Two years ago Toneelgroep Amsterdam
excited Barbican audiences by involving them in the action literally:
they let us wander onto the stage and sit by performing actors, in
effect becoming the milling citizenry in the company’s staging of
Shakespeare’s Roman Tragedies
. This production is the opposite of that one in so many ways, yet its complement in others.
the six-hour-plus marathon staging of Shakespeare’s three plays one
after another, this version of Michelangelo Antonioni’s early-1960s
, La Notte
weaves characters and scenes from the three together into a
presentation the length only of any one of those films. Where
involvement was a keynote, this time the dominant tone is alienation.
Antonioni’s characters are distanced both from each other and from the
meaningful aspects of the world around them; they make sexual or
financial connections but not emotional or even intellectual ones.

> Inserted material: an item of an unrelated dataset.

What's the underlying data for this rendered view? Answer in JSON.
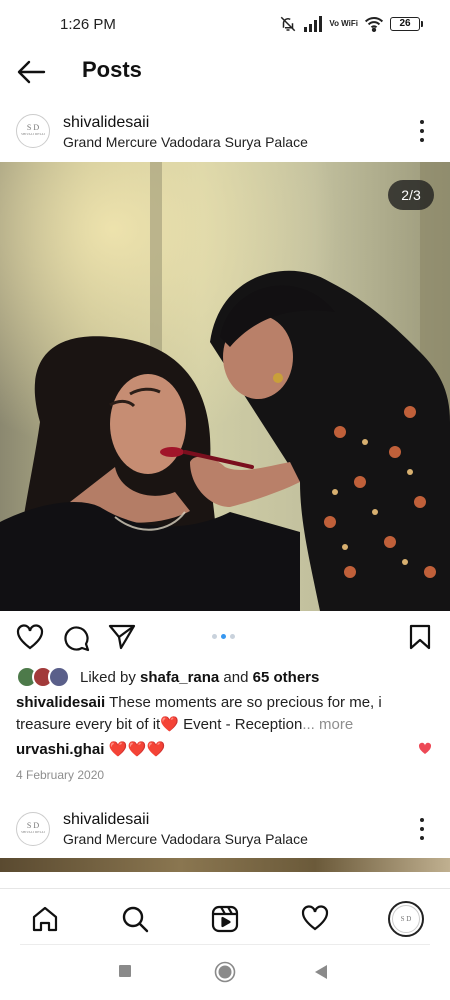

As with The Roman Tragedies
director Ivo van Hove mediates events onstage by shooting them with
video cameras and projecting the result overhead. To that initial
process of distanciation, he now adds chroma-key matte techniques:
virtually the entire set is solid blue, of a shade that enables the
vision mixers who sit (more or less) in the orchestra pit to isolate
the figures of the actors and overlay them on pre-filmed location
footage. (Dutch actors playing Italian characters against the
background of an American city – more distancing.) After the initial
phase, this device is jettisoned: the vast video projection is used for
non-matte “establishing” shots, or to close up on one character in a
scene, or – in the second phase, at a party thrown by industrialist
Ettore – to peer around walls and show us encounters happening
offstage, sometimes contrasting those visuals with heated words being
exchanged onstage. Finally, the screen is lowered entirely, with most
of the final phase being acted out behind it, entirely out of our
direct sight but for the projection.
of these techniques normally infuriate me, as working entirely counter
to the theatrical fundamental of performers and audience occupying the
same space and time. But van Hove, crucially, constantly modulates his
situations to remind us that this is
a live event we are sharing… even as he prevents us from making that
full connection, so sharing also the characters’ own inabilities.
Written for the Financial